Our psalm for prayer this week starts out reminding us that God is an ever-present help at the beginning of the chapter. I have to be honest with you; sometimes I forget this. And by forgetting it, what I mean is this. When things are going well, my default mode is to take it for granted, to just give it lip service. “Why do I need God’s help when things are going well?” And when things are going poorly, my default mode is to doubt it. “He is a help to most, but he’s not going to help me.”
There have been a couple very dark seasons of my life where I’ve battled confusion, anger, depression, despair, or whateveryawannacallit. For the most part, to this day, I have lived a very easy life compared to most. Grew up in a Christian family. Parents were great and some of my best friends in my adult years. Have been blessed with a great wife, four incredible children, and now two awesome grandchildren. In spite of God’s blessings, in my youth there was a side to me that was very insecure, selfish, arrogant, and hurtful. And I hurt a lot of people in different ways over the years. And while I felt guilty and sad about some of the hurt I’d caused, I had never truly repented with a godly sorrow. I had hurt different people in different ways without any temporal consequences. So when I was deeply hurting myself, I knew exactly why God was taking me through this. I didn’t have to guess why. God was teaching me not to be deceived, that God is not mocked. That a man reaps what he sows. I had to learn some things about God’s holiness and his justice that I would need for later years.
Even though I would never wish those experiences even on my worst enemy, I can see that God has used those episodes in my life to teach me some other very important things. First, I can see how people turn to substances to escape the problems of life. I am sympathetic while I don’t condone such actions. The second thing I’ve learned is very adequately summed up in our psalm for prayer. It is the need for a regular disciplined time in my daily life to sit still and think.
I used to dread going to sleep at night because I knew that the morning was going to be full of an unearthly darkness. But I had to sleep. And to counter that darkness, I learned to fill the first couple hours of my morning with working hard to think right thoughts about God. This very dark and angry time in my life was the cauldron in which the good fruit of my daily devotional habits came forth. Before this time, my prayer life was spotty at best. My devotion to Christ was heady with little heart. My understanding of the Gospel was largely limited to my justification and my evangelistic efforts.
For some of us, life is going OK right now. But you’ve been around long enough to know it’s not going to stay that way forever. For some, life is tough right now. What are the issues in your life that are causing you restlessness or anger or fear? What are those things in your life that are jolting you to forget what you know to be true about God? A preacher named Richard Cameron preached on this passage on July 18, 1680, three days before he was killed. He said something that we all know – “There are very few… that find themselves in no hazard of quarrelling with God.”

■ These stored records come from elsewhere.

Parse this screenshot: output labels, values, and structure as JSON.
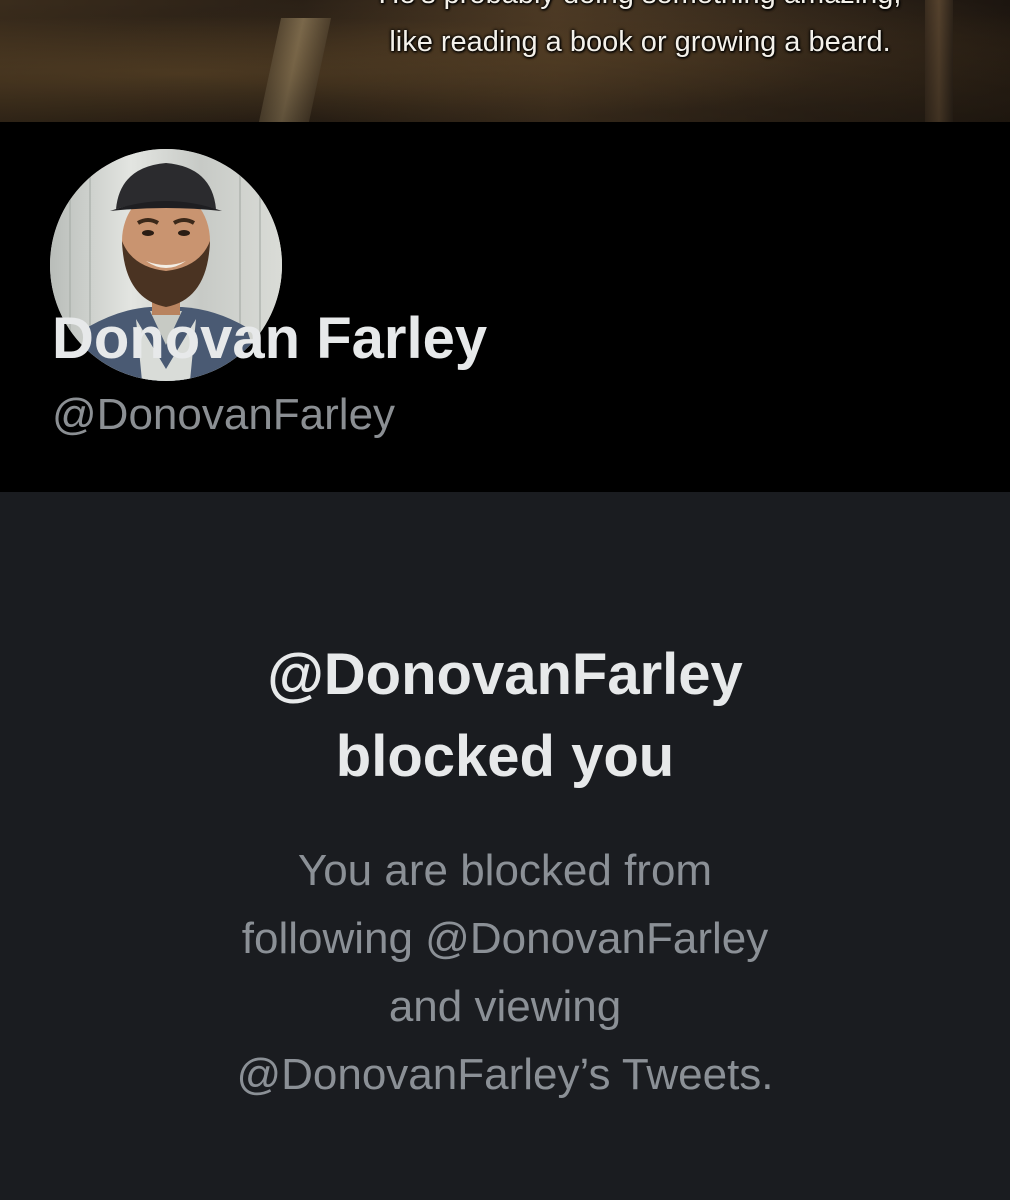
{
  "banner": {
    "caption_line1": "He's probably doing something amazing,",
    "caption_line2": "like reading a book or growing a beard."
  },
  "profile": {
    "display_name": "Donovan Farley",
    "handle": "@DonovanFarley",
    "avatar_icon": "profile-photo"
  },
  "blocked": {
    "title_line1": "@DonovanFarley",
    "title_line2": "blocked you",
    "body_line1": "You are blocked from",
    "body_line2": "following @DonovanFarley",
    "body_line3": "and viewing",
    "body_line4": "@DonovanFarley’s Tweets."
  },
  "colors": {
    "page_background": "#000000",
    "panel_background": "#1a1c20",
    "primary_text": "#e7e9ea",
    "secondary_text": "#8b9096"
  }
}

One of the most helpful resources I’ve ever come across to help me deal with my mind is Dr.Martyn Lloyd-Jones book entitled Spiritual Depression. In his discussion on Psalm 42-43, he said that one of the most essential disciplines any believer must incorporate into his life is the habit of talking to yourself rather than letting yourself talk to you. Talk to yourself because your self is always talking to you. Tell yourself the right things about God on a regular basis.
And I think the thing that God has taught me about this as much as anything is that this is something I need to be thinking clearly about when my life isn’t in the pit of despair or the slough of despond, when it is going relatively well.
This is how the Sons of Korah articulate that need from our psalm for prayer:
Psalm 46:10–11 (ESV)
Be still, and know that I am God. I will be exalted among the nations, I will be exalted in the earth! The Lord of hosts is with us; the God of Jacob is our fortress. Selah
The conjunction “and” puts these two verbs together to show that it’s rather difficult to have the one without the other. “Be still AND know.” It’s not too profitable to be still if you’re not going to work at knowing something that is good to know. And it’s really difficult to know something when you’re too frenetic to be still. So I think that there is a discipline to be learned here in this exhortation to God’s people to be people who know what it is to sit still and think.
While there are many things that are true about God that we need to remind ourselves about on a regular basis, there are two that I’d like to bring out in this passage if we are to intentionally benefit from the fact that God is an ever-present help. Verse 10 reminds us that God is in charge. He IS God. Verse 11 reminds us that he loves us. He is WITH us.
So, whether you are in calm or in storm, take some time to talk to yourself. Think about what is true about God regardless of your circumstances. He is in charge, and he loves you. Sit still for a while and purposefully and intentionally think about that.